◆ Your assignment:
Every entry is to be restated exactly; pictures are not part of the copy.

━━━━━ Information given ━━━━━

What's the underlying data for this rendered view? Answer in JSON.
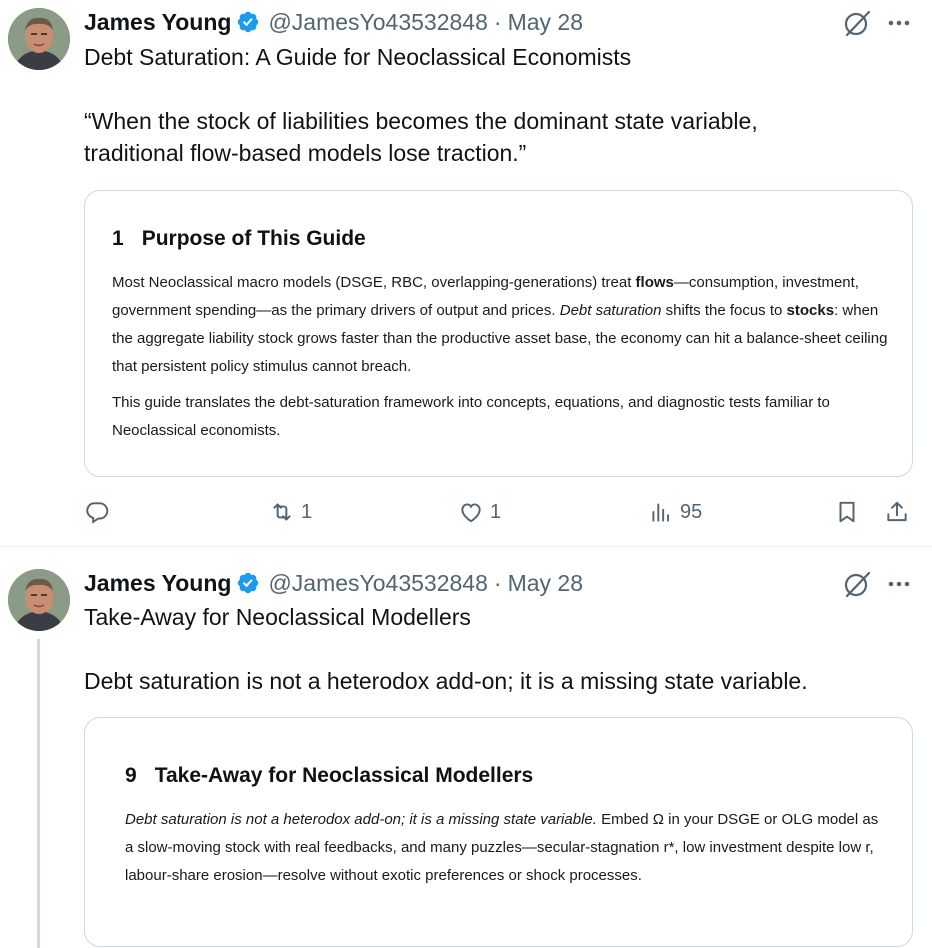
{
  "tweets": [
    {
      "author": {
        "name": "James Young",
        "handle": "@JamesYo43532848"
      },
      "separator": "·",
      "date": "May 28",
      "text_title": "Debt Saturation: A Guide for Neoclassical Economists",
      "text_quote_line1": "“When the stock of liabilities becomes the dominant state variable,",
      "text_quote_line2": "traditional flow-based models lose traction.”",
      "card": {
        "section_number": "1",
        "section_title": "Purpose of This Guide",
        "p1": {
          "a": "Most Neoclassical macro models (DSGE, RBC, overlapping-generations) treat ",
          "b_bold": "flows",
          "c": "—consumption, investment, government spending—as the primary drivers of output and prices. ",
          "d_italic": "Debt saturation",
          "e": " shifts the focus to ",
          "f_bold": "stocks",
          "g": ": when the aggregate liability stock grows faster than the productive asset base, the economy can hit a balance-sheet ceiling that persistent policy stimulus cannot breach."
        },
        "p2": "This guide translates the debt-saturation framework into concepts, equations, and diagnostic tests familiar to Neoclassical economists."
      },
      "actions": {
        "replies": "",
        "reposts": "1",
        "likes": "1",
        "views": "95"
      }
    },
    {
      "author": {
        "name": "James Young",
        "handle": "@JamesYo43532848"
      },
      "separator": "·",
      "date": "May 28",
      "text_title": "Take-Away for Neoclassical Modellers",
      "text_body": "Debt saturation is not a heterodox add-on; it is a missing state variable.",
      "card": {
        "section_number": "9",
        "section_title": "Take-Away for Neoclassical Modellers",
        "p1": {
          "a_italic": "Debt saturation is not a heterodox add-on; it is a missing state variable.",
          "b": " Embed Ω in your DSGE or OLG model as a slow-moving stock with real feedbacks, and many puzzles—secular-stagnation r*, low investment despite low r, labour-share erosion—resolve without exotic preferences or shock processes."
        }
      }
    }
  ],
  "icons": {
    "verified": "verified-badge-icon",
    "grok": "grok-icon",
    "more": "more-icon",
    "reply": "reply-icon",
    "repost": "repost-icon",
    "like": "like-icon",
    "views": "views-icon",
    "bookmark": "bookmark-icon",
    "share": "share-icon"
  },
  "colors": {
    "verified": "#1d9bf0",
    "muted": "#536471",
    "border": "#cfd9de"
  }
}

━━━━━

◆ Response to this exercise:
What's the underlying data for this rendered view? Answer in JSON.
{
  "tweets": [
    {
      "author": {
        "name": "James Young",
        "handle": "@JamesYo43532848"
      },
      "separator": "·",
      "date": "May 28",
      "text_title": "Debt Saturation: A Guide for Neoclassical Economists",
      "text_quote_line1": "“When the stock of liabilities becomes the dominant state variable,",
      "text_quote_line2": "traditional flow-based models lose traction.”",
      "card": {
        "section_number": "1",
        "section_title": "Purpose of This Guide",
        "p1": {
          "a": "Most Neoclassical macro models (DSGE, RBC, overlapping-generations) treat ",
          "b_bold": "flows",
          "c": "—consumption, investment, government spending—as the primary drivers of output and prices. ",
          "d_italic": "Debt saturation",
          "e": " shifts the focus to ",
          "f_bold": "stocks",
          "g": ": when the aggregate liability stock grows faster than the productive asset base, the economy can hit a balance-sheet ceiling that persistent policy stimulus cannot breach."
        },
        "p2": "This guide translates the debt-saturation framework into concepts, equations, and diagnostic tests familiar to Neoclassical economists."
      },
      "actions": {
        "replies": "",
        "reposts": "1",
        "likes": "1",
        "views": "95"
      }
    },
    {
      "author": {
        "name": "James Young",
        "handle": "@JamesYo43532848"
      },
      "separator": "·",
      "date": "May 28",
      "text_title": "Take-Away for Neoclassical Modellers",
      "text_body": "Debt saturation is not a heterodox add-on; it is a missing state variable.",
      "card": {
        "section_number": "9",
        "section_title": "Take-Away for Neoclassical Modellers",
        "p1": {
          "a_italic": "Debt saturation is not a heterodox add-on; it is a missing state variable.",
          "b": " Embed Ω in your DSGE or OLG model as a slow-moving stock with real feedbacks, and many puzzles—secular-stagnation r*, low investment despite low r, labour-share erosion—resolve without exotic preferences or shock processes."
        }
      }
    }
  ],
  "icons": {
    "verified": "verified-badge-icon",
    "grok": "grok-icon",
    "more": "more-icon",
    "reply": "reply-icon",
    "repost": "repost-icon",
    "like": "like-icon",
    "views": "views-icon",
    "bookmark": "bookmark-icon",
    "share": "share-icon"
  },
  "colors": {
    "verified": "#1d9bf0",
    "muted": "#536471",
    "border": "#cfd9de"
  }
}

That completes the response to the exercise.